Your goal is to create routines that your baby can expect and count on—and not just at bedtime, mealtime, and bath time. For example, you might have a special toy for diaper changes or a favorite song as you start your daily walk.

Bedtime routines can help your baby fall asleep faster and help defuse nighttime fussiness. Some babies fall into routines easily, while others may take some time to adjust. Believe it or not, it only takes a week (or less) for most young babies to acclimate to new routines.


4 Areas To Build Routines To Promote Good Newborn Sleep

1. Feeding

Build some familiar routines around feeding. Some parents have a favorite chair they sit in while feeding their baby or use a special feeding pillow. Don’t overthink this, it’s fine to be in different places to feed your baby. The point is to create cues your baby knows it’s time to eat.

Remember, feed your baby with the first hunger cues you notice. I’m sure you know by now that feeding an angry newborn isn’t easy. It takes them a while to settle before eating calmly.


2. Playtime

Give your baby regular tummy time on the same blanket or play mat. Use this blanket or play mat around the same time every day. Be sure to engage a little with your baby too, this can make tunny time last longer. Your little one will want you close for quite some time and tummy time is no exception.

It’s also as easy as making sure they’re full and reading them a short book. New babies love your voice and find comfort in hearing you talk.


3. Naps

Try to do the same two or three things prior to putting your baby down for each nap. These can be simple and quick, like singing a little lullaby and swaddling them.

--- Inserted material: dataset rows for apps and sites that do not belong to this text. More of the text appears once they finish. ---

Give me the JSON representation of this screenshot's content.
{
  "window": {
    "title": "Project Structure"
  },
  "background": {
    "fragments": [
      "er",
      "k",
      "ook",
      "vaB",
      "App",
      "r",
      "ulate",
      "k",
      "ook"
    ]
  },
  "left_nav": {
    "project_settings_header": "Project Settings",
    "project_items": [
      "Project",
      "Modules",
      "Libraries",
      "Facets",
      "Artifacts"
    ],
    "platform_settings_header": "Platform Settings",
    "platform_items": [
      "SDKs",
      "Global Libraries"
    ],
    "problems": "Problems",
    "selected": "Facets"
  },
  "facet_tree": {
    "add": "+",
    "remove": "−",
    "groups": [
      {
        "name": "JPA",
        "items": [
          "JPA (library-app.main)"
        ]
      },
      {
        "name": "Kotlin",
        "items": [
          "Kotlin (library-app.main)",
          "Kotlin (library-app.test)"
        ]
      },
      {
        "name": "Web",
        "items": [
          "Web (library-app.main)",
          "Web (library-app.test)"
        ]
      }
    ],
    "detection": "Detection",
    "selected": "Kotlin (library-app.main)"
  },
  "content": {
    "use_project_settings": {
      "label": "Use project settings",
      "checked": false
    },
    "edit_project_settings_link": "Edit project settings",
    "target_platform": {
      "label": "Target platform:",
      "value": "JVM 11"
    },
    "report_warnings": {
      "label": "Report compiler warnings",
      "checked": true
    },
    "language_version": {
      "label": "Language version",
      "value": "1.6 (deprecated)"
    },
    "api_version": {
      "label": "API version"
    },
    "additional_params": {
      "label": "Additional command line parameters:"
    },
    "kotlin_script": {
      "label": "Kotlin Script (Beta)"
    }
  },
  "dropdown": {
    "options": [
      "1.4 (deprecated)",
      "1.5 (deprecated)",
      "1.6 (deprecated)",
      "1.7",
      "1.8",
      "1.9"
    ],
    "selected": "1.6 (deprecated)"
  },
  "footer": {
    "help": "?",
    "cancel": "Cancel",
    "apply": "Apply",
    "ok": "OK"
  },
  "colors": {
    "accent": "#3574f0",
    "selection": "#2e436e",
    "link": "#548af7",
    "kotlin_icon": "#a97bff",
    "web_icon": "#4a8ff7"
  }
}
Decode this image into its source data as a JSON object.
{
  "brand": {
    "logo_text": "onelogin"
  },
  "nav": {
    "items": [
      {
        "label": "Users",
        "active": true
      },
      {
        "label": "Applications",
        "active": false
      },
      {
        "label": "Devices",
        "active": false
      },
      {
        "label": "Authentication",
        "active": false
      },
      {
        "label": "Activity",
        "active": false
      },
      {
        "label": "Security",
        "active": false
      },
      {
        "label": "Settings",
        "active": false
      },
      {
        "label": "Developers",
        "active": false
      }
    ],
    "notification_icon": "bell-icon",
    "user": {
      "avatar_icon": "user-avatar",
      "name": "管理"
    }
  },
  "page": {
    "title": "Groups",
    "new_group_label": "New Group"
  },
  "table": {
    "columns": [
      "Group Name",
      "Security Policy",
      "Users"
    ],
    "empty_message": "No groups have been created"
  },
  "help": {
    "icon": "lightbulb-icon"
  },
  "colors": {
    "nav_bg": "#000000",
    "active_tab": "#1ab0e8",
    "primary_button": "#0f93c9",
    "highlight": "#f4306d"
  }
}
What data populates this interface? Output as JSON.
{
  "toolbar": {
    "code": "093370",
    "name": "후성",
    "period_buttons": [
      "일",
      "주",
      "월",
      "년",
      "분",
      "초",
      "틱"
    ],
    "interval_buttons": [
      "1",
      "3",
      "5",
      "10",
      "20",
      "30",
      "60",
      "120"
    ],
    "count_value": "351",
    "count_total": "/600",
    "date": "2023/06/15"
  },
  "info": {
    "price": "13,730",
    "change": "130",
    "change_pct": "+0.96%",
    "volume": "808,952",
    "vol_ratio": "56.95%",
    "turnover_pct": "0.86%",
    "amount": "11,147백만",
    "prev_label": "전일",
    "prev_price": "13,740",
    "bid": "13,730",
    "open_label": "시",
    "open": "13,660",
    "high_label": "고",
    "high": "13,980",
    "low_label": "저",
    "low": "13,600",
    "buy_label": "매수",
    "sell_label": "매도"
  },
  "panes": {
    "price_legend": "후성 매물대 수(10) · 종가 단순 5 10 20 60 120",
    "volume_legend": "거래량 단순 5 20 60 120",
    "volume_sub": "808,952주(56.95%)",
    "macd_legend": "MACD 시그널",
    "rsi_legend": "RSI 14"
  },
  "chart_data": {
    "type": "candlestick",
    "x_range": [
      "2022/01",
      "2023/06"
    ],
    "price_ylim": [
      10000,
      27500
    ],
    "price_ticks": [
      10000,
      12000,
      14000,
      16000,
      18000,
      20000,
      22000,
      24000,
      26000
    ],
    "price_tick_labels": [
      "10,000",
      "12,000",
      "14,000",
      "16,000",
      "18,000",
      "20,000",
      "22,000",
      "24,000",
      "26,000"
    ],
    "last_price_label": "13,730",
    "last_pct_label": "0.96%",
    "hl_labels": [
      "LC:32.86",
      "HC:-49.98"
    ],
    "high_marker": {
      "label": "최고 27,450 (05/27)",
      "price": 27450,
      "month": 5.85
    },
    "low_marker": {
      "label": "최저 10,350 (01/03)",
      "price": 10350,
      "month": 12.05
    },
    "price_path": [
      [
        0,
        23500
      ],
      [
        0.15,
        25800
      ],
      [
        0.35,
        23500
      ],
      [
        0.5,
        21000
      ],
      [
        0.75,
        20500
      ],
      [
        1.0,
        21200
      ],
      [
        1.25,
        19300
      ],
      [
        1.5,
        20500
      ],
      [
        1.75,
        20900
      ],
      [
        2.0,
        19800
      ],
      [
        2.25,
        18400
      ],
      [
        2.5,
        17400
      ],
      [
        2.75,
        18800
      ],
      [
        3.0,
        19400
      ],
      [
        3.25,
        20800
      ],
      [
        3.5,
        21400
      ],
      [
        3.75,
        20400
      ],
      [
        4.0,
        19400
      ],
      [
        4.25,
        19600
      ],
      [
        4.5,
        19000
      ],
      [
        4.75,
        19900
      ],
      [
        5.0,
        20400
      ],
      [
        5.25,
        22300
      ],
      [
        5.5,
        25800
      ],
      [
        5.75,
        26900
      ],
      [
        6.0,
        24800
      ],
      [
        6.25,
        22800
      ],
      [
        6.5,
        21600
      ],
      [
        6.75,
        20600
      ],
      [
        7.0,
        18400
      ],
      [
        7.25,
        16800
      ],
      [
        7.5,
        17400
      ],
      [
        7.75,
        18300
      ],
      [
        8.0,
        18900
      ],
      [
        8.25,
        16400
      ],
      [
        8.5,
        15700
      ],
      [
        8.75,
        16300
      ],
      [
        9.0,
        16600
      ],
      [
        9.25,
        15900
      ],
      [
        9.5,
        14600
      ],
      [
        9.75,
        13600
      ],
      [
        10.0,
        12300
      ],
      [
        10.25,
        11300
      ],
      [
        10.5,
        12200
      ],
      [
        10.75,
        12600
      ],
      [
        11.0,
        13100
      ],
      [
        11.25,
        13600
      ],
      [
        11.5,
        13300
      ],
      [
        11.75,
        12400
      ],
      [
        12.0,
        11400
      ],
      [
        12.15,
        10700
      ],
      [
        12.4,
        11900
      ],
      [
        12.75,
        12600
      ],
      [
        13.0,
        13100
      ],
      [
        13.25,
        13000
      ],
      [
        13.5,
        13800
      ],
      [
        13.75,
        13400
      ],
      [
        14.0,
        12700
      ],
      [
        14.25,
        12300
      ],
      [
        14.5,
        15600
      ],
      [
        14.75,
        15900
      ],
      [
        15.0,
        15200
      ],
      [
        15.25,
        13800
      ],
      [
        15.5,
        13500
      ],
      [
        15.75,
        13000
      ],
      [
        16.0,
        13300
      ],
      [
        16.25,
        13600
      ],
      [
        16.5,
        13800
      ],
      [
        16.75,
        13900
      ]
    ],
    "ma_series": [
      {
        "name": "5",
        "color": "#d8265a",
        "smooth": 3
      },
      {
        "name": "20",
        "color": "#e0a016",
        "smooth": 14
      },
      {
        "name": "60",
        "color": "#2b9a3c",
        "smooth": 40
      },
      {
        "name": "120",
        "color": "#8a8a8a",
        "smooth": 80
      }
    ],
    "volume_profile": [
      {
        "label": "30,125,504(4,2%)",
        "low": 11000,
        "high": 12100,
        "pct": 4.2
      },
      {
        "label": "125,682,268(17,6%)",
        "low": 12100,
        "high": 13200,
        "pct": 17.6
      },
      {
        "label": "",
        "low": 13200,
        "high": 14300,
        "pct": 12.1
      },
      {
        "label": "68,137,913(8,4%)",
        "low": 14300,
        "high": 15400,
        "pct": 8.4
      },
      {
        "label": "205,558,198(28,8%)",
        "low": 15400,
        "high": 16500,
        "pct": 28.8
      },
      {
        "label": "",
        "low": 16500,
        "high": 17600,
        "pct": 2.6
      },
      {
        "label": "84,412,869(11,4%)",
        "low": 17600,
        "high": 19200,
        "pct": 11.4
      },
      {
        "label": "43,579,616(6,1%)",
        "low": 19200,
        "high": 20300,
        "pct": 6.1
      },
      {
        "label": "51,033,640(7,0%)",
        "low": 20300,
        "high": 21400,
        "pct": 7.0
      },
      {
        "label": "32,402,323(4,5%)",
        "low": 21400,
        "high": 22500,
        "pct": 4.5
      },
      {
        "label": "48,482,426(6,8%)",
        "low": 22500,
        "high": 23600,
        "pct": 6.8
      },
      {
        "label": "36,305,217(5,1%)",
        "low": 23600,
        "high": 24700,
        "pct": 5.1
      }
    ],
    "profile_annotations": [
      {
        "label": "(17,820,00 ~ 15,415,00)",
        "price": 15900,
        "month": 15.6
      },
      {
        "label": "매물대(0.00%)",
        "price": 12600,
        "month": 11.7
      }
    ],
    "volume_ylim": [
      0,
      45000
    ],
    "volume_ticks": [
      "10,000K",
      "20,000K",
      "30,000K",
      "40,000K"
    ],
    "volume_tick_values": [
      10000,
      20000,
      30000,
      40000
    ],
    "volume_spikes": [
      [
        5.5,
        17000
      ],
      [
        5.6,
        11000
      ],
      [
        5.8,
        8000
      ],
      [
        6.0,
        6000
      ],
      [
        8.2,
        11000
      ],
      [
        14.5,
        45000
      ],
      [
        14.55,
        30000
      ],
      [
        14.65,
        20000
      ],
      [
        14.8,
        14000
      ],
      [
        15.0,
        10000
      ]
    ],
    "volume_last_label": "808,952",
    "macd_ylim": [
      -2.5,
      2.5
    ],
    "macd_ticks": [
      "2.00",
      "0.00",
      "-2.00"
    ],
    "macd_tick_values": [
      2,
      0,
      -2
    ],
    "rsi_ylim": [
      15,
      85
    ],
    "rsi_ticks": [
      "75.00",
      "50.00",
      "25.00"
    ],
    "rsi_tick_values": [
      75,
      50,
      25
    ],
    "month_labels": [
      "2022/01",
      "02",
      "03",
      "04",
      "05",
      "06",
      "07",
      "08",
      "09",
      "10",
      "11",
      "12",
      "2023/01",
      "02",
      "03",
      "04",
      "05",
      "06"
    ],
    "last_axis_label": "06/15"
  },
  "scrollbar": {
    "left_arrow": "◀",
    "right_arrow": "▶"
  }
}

Questions on Swadling your Newborn? 
READ: Should I Swaddle My Newborn? Everything You Need to Know for Safe Swaddling

It’s also as easy as making sure they’re full and reading them a short book. New babies love your voice and find comfort in hearing you talk.


4. Bedtime

Establish a few cozy and relaxing steps before putting your baby down for the night. Baths, books, and massage are all wonderful routines you can start early on. Try not to get too caught up with rigid schedules or following the clock to the minute. But do try to set up a nice consistent flow to your day, where you do things in the same order on a regular basis. 

Newborns typically sleep, eat, have a brief period of activity, and then begin to get tired again. You can use this natural cycle as your framework. Observe your baby’s patterns to determine their natural flow and blend your routines in. You got this!


Other Ways To Bond With Your Newborn To Support Their Sleep

Respond to your newborn’s needs promptly

No, you don’t need to run; just let them know you heard them and will be there as soon as you can. This is an easy way to build a bond with your baby. If they cry because they are wet, changing them lets them know you’ve heard them. If they make hungry noises, feeding them teaches them what they need to feel better, and that you can be trusted to help. If you can’t address their needs immediately, if possible, talk to them while you finish whatever you’re doing (such as taking care of another child). You can’t spoil your baby by being “too responsive” in the first few months of life.


Hold Them!

Hug your baby, cuddle them, look into their eyes, and when they coo at you, coo back! Strap them onto your chest or use a sling rather than a stroller when it works for you. Sucking, touch, and warmth all release the calming chemical oxytocin in a baby’s brain, which can bring down stress levels. On the other hand, you don’t have to “wear” your baby every minute, and it’s not a crime to use a bouncy seat some of the time. Remember that babies need and enjoy stimulation from baby gyms, tummy time, and the like, too, so you don’t need to hold them all of the time.


Our Team Is Here To Help Your Newborn & Family Get Good Sleep!

Being a new parent or adding another baby to the family’s hard work. You don’t need to do it alone and we consider ourselves part of your village. After helping over 20,000 families with success, I’m confident we can help your newborn sleep better too!

get the interactive
newborn sleep
digital planner

for better nights
and happier days